“The Crimson League” began with the concept of a sorcerer who has overthrown the royal family, and then the resistance group that sprang up to fight against him. I immediately knew he would have a sister who was a major player in that resistance; Kora as a character took much longer to form. Originally, I planned to have a handful of college students from the United States, all with varying backgrounds, someone travel between dimensions to Herezoth, where the would meet up with the Crimson League. I planned to name the main character Lucia: Lucia Jedword, to be exact. I’m not sure why, but I’m still fond of the name for a character. I ended up using it in a short story.
It did not take long–maybe twenty pages–for me to realize I was having trouble making that scenario work in a way that made sense. I put the novel on hold for years and worked on other projects before I returned to it the summer before my senior year at the University of Alabama. I decided I did not need an obvious connection to the world I knew to make the story interesting or the characters people readers could relate to. The protagonist, I realized, could be an ordinary girl from a small town, who, like the dimension travelers in my original vision, could be thrust into the resistance movement more or less against her will. And so Kora developed.
I had no trouble naming her. I knew she would have a lot of pluck, a lot of heart, and within minutes decided on “Kora” for her name, from the Spanish “corazón,” which means heart. I came up with “Porteg” out of nowhere, mainly because of the assonance, the repetition of the “o” in the stressed syllables. I liked the way the sounded together. I suppose I could have kept “Lucia” as a name, but I’m glad I decided not to.
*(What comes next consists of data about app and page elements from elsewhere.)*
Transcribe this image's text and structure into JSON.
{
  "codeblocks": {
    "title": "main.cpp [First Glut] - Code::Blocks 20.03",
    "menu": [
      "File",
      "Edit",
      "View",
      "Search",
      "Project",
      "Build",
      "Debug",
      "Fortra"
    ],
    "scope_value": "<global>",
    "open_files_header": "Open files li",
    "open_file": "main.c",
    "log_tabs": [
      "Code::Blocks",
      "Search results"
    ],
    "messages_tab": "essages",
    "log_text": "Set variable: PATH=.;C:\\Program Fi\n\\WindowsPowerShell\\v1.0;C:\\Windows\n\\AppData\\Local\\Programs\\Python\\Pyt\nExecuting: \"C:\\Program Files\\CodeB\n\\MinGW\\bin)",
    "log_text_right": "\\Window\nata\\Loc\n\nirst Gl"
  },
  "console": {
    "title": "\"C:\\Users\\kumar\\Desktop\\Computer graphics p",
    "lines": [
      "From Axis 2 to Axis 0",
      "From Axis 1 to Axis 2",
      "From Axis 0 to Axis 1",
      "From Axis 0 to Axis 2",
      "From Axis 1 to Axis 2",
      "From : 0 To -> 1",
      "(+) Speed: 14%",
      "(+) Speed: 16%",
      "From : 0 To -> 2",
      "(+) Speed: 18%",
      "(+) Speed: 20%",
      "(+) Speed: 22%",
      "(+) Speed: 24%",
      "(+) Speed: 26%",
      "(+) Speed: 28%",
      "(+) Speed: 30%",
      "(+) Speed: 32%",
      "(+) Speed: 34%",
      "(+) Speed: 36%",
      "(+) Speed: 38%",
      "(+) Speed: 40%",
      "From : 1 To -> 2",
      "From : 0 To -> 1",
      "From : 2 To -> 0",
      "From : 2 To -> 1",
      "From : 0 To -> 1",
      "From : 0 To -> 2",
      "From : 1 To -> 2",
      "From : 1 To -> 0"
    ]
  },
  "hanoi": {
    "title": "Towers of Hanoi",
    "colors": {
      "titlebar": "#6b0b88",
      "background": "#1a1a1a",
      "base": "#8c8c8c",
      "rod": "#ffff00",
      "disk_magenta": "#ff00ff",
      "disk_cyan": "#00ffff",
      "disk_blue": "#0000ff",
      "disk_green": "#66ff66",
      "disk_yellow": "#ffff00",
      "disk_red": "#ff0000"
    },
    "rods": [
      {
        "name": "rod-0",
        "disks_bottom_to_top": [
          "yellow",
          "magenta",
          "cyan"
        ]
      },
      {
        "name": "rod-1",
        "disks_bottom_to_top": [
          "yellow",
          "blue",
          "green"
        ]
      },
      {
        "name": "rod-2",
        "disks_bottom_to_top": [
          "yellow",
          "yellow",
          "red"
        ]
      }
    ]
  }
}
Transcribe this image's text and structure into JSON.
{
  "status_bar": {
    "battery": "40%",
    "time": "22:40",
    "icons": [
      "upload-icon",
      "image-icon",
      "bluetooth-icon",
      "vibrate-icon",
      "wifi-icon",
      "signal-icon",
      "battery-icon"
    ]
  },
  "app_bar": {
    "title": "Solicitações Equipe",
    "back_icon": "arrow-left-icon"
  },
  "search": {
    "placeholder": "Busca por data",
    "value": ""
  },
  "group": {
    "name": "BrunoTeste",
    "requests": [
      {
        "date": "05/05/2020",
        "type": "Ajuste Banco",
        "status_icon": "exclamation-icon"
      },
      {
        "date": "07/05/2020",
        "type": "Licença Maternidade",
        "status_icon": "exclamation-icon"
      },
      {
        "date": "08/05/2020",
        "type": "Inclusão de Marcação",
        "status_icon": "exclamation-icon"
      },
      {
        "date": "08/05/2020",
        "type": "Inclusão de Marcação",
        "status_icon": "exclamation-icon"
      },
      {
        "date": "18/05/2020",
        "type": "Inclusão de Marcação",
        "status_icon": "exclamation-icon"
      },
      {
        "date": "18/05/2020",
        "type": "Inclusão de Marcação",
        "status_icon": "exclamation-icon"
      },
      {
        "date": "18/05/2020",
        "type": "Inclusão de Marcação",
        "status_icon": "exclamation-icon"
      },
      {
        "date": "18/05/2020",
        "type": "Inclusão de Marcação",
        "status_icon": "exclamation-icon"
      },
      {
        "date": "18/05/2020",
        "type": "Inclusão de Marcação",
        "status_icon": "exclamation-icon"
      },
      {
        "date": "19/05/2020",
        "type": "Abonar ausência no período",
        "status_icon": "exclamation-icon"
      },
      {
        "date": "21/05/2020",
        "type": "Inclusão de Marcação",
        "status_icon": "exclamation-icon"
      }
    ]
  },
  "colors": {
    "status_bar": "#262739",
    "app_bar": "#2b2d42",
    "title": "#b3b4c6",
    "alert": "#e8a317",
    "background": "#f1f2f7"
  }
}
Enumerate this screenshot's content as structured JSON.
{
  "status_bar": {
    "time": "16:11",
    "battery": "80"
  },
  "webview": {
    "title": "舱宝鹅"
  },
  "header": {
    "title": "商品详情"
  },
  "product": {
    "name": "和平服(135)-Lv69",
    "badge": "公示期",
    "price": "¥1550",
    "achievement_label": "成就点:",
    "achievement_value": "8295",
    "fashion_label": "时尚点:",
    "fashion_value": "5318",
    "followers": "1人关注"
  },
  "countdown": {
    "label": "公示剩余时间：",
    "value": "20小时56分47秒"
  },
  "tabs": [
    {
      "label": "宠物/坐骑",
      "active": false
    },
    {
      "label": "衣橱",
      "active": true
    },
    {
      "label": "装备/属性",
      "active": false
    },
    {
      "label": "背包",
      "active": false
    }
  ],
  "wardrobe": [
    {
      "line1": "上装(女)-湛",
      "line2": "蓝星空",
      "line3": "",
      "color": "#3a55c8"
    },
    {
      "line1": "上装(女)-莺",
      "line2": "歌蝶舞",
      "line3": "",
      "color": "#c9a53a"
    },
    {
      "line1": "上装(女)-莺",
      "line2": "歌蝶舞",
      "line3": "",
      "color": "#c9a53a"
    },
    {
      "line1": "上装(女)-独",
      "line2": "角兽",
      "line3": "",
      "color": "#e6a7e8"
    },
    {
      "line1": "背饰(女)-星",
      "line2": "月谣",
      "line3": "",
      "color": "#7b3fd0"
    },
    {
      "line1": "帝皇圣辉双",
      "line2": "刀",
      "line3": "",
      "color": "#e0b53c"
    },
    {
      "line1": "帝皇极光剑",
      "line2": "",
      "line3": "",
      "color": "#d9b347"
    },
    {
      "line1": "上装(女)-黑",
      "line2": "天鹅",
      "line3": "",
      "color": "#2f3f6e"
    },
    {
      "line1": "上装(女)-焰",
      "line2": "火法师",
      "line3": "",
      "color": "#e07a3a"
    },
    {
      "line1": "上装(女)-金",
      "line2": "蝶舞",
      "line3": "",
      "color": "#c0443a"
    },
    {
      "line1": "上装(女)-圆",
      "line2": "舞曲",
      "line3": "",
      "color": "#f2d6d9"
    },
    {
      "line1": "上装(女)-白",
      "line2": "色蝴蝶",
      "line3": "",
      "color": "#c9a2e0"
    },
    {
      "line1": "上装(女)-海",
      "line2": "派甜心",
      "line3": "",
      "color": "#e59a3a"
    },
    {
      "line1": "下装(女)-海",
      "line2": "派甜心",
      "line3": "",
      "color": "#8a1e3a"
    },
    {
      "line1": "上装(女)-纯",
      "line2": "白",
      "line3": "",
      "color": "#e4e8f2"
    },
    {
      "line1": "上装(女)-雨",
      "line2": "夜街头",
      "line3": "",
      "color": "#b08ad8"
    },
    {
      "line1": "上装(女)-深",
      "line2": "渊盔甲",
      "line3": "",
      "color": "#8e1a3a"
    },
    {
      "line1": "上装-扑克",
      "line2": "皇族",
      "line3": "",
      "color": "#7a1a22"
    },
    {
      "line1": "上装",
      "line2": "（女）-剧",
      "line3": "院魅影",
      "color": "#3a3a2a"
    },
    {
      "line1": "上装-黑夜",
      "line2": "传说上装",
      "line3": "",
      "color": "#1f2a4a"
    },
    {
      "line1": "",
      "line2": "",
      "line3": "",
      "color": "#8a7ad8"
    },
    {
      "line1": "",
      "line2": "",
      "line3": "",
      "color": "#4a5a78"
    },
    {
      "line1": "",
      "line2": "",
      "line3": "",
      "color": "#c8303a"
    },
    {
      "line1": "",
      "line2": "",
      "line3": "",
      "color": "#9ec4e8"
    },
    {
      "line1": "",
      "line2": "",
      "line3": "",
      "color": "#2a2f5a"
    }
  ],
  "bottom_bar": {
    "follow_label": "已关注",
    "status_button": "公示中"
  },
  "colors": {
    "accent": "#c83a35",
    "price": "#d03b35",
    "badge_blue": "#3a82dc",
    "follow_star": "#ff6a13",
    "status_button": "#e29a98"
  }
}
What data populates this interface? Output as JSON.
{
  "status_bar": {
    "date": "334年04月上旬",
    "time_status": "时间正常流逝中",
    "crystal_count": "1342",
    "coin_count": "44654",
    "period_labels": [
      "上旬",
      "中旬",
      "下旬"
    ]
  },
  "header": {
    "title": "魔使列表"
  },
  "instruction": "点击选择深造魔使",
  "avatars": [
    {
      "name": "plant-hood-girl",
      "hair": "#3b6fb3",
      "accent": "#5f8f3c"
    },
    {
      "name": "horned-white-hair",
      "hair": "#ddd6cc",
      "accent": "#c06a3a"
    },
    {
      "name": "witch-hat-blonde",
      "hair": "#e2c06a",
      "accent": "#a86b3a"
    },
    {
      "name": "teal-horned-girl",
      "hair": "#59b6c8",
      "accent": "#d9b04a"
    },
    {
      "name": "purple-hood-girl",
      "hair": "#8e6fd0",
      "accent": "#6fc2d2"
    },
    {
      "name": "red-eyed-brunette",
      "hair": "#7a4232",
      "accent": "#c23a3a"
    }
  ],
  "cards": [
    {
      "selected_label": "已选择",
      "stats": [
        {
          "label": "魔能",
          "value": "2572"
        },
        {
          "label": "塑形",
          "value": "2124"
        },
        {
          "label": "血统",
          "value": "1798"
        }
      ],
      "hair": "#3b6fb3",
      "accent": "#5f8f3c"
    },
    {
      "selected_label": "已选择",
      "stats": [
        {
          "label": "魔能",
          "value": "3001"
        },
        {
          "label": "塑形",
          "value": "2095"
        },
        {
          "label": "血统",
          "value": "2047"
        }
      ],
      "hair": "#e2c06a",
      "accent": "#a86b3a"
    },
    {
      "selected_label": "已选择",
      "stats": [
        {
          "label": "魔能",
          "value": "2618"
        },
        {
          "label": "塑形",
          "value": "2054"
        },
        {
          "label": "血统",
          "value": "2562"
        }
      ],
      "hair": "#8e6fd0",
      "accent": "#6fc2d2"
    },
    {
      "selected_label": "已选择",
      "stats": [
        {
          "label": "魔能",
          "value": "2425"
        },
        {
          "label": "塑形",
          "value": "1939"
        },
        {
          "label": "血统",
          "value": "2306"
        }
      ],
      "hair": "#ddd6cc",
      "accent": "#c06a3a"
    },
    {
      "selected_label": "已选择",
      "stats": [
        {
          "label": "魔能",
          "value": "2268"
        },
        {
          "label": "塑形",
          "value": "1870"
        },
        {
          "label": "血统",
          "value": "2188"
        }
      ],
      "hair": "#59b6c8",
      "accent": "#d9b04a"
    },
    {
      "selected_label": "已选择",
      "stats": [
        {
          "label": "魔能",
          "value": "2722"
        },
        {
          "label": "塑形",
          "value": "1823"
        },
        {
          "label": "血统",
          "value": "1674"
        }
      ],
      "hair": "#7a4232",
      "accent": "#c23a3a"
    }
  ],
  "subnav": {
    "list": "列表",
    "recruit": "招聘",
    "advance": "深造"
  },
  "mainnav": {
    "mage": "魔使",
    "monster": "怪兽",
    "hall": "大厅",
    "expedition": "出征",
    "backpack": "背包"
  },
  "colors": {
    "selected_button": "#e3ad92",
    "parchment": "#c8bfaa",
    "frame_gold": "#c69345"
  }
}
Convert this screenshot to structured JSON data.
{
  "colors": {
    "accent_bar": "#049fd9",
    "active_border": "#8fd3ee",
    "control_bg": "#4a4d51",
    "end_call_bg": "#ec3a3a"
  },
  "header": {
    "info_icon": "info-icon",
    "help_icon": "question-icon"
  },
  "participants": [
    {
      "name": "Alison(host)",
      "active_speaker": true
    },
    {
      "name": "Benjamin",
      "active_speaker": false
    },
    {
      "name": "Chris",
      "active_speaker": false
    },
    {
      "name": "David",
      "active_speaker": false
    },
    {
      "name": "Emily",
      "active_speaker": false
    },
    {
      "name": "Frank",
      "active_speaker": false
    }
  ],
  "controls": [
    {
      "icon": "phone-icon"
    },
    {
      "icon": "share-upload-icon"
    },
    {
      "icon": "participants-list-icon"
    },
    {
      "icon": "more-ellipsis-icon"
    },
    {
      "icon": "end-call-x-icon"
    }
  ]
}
Kora has a lot of traits that I value in people: she’s true to her word, she’s honest about things, she works hard, and she’s not all that self-centered. She has her flaws as well, and I had a lot of fun discovering her story as I wrote it! I find her creative and resourceful, more so than her friend Sedder, who has more of a logical mindset. I imagine it would have been Kora, when they were children, to first suggest they imagine the world of Trenzern and the adventures they shared there. I also find Kora quite personal, very private in her way, and I think it would really have bugged her when she set sail for Traigland to think the journal she wrote before joining the Crimson League was in someone else’s hands. Just as much as to stay in Herezoth, she would have wanted that journal with her, or to know it destroyed so that no one could read it.